The point of a protest is to show up. To express dissatisfaction with a political outcome that was meant to represent you and say, "No, this doesn't represent me." That's exactly what happened.

Why there's no one "cause" for the Women's March.   

People worried, like Ioffe, about the cause being "diluted" should think about the myriad causes currently threatened by the new U.S. President. Try, for starters, access to healthcare, access to abortion care, the rights of immigrants, the rights of minorities, LGBTQ rights, approaches to foreign intervention that aren't going to start wars, climate change, housing issuesAre we really still in any doubt about how much all these issues are bound together?

The Women's March was about raising voices for those who are vulnerable. Which in Trump's America is a hell of a lot of people.

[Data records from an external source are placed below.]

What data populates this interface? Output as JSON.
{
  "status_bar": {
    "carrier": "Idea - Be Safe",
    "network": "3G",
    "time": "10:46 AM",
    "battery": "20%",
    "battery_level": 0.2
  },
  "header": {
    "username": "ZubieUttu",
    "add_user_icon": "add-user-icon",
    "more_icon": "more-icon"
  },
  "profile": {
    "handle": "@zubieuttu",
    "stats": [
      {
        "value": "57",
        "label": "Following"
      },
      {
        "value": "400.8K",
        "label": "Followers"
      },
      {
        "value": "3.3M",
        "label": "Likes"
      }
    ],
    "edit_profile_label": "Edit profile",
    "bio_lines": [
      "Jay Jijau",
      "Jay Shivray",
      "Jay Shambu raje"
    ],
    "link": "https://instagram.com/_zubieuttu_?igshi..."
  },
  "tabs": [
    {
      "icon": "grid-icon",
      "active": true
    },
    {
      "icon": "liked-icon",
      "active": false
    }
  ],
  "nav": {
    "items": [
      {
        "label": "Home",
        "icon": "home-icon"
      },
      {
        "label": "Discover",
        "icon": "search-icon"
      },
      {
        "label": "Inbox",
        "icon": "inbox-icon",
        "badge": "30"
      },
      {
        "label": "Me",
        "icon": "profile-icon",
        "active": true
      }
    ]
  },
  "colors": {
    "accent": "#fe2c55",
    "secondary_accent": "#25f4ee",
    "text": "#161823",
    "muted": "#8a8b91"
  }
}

There's no such thing as "too late".

Not before the planet goes up in flames, anyway. Ioffe says she spoke to women at the Washington march who "reluctantly acknowledged that they were late".

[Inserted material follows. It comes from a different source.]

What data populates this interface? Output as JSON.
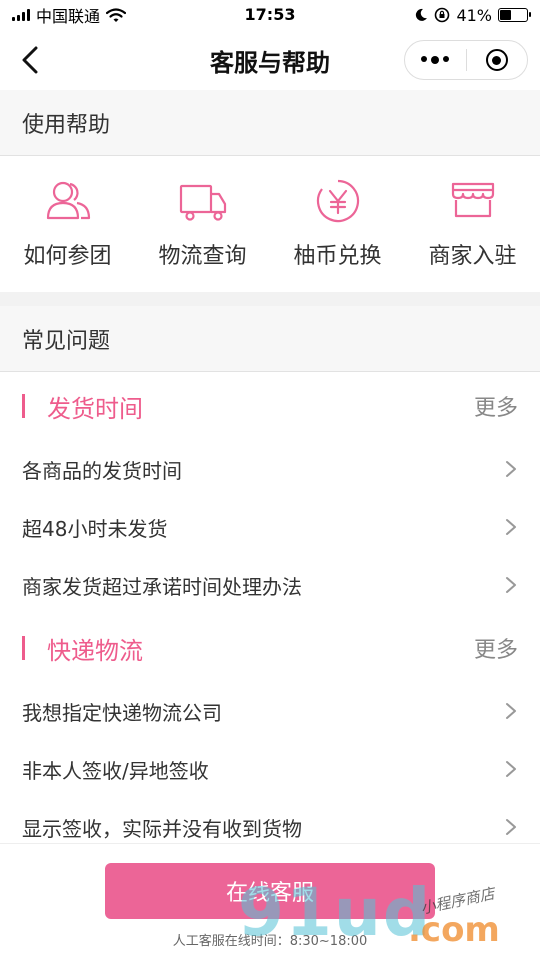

"Rallying and making funny signs is easy," she writes. "Winning real power in American politics is not."

So what, stay home?

Not turning up (say, to vote) might be what got us here, sure. But to say turning up is useless is a weird double logic. It's a lame excuse to disengage, and to give up on progress.

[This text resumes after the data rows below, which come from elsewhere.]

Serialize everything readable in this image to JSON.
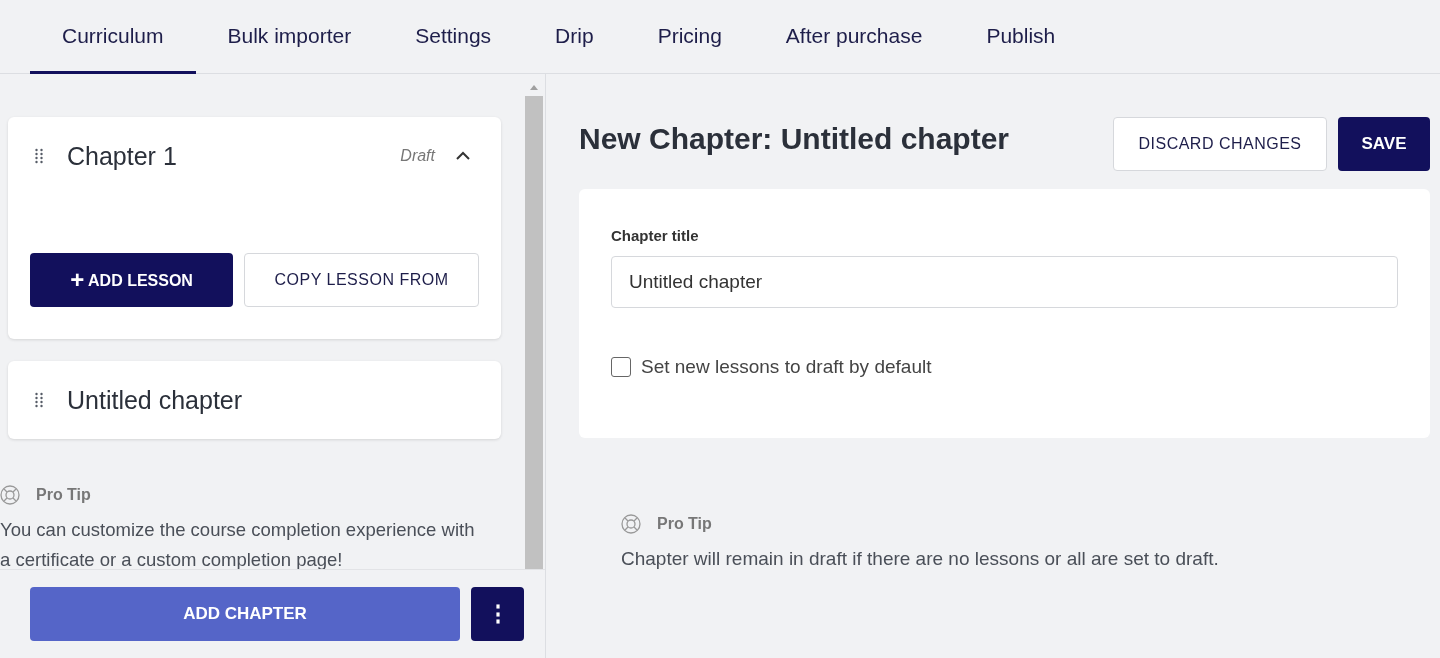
{
  "tabs": [
    {
      "label": "Curriculum",
      "selected": true
    },
    {
      "label": "Bulk importer",
      "selected": false
    },
    {
      "label": "Settings",
      "selected": false
    },
    {
      "label": "Drip",
      "selected": false
    },
    {
      "label": "Pricing",
      "selected": false
    },
    {
      "label": "After purchase",
      "selected": false
    },
    {
      "label": "Publish",
      "selected": false
    }
  ],
  "chapters": [
    {
      "title": "Chapter 1",
      "status": "Draft",
      "expanded": true,
      "actions": [
        "+",
        "ADD LESSON",
        "COPY LESSON FROM"
      ]
    },
    {
      "title": "Untitled chapter",
      "expanded": false
    }
  ],
  "sidebar_tip": {
    "heading": "Pro Tip",
    "text": "You can customize the course completion experience with a certificate or a custom completion page!"
  },
  "sidebar_footer": {
    "add_button": "ADD CHAPTER",
    "more_button": "⋮"
  },
  "editor": {
    "title": "New Chapter: Untitled chapter",
    "discard_button": "DISCARD CHANGES",
    "save_button": "SAVE",
    "field_label": "Chapter title",
    "field_value": "Untitled chapter",
    "checkbox": {
      "label": "Set new lessons to draft by default",
      "checked": false
    }
  },
  "editor_tip": {
    "heading": "Pro Tip",
    "text": "Chapter will remain in draft if there are no lessons or all are set to draft."
  }
}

Millions of people marched this week, by any estimate. And it didn't feel like people trying to pat themselves on the back for being liberal. It felt like people who were anxious, who were trying, finally, to get involved. To educate themselves, and stand for something bigger.

It felt like people thinking very hard about what comes next, and as even Ioffe noted, like a country energizing for the elections in 2018.

And all this stuff about "bickering" needs to stop. Now.

One of Ioffe's complaints about the March was the "bickering" of the organizers. But like writer Jia Tolentino argued in The New Yorker, this is part of any protest—imagine, like she does, if the French resistance had been organized on Facebook.

For some reason, women are expected to present a united front in order to prove they are legitimate. There are divisions—which as many point out, is why we need the march, along with the "bickering" and all of these conversations, especially the ones about intersectionality.

There's a reason Roxane Gay called her book Bad Feminist. If we're only allowed to push for change once we're perfect, it will never happen. I was at the march in New York, and the first to say I'm the embodiment of a lot of the problems here: white, privileged, jumping on the bandwagon very late in the game. But at the march, I was able to meet activists, women of color, women who've been working for years and sacrificing enormous amounts of time to issues I've only recently learned about. I otherwise would not have met or even heard about them and their work.

But now I have. I believe, and hope, it will be harder than Ioffe thinks for "the meaning of the day to melt into self-congratulatory complacency". Because these women weren't just inspiring, they were teaching me and inviting me to get on board. And I'm thankful.

"The march taught me things," is a very privileged statement. But it did. And that matters.

No one is trying to keep men out.

Ioffe, like so many others, is disappointingly eager to take the title of the march as an exclusion. "It’s hard to see how women achieve their political ends without bringing men on board," she writes.

Ugh. No one is saying men can't be on board. Like Tolentino writes, "It seems likely to me that many women have taken this march as a rare opportunity to devote no thought whatsoever to what men might, or might not, decide to do."

And most of the men marching (and there were quite a few) seemed to get that. Refreshingly, so did millions of people around the world.

The march felt like a big deal. Yes, we need to work to channel all that energy into political action. But it felt like the start of something. It felt like a serious warning to a government that does ultimately depend on being, and staying, elected. Maybe it was just a day full of optimistic feelings—but feelings are what made people vote for Trump, and Barack Obama for that matter.

And if there's one thing we learned from Obama, it's that optimism is powerful. It's not easy, though. It needs teeth to survive. Kind of like that vagina dentata.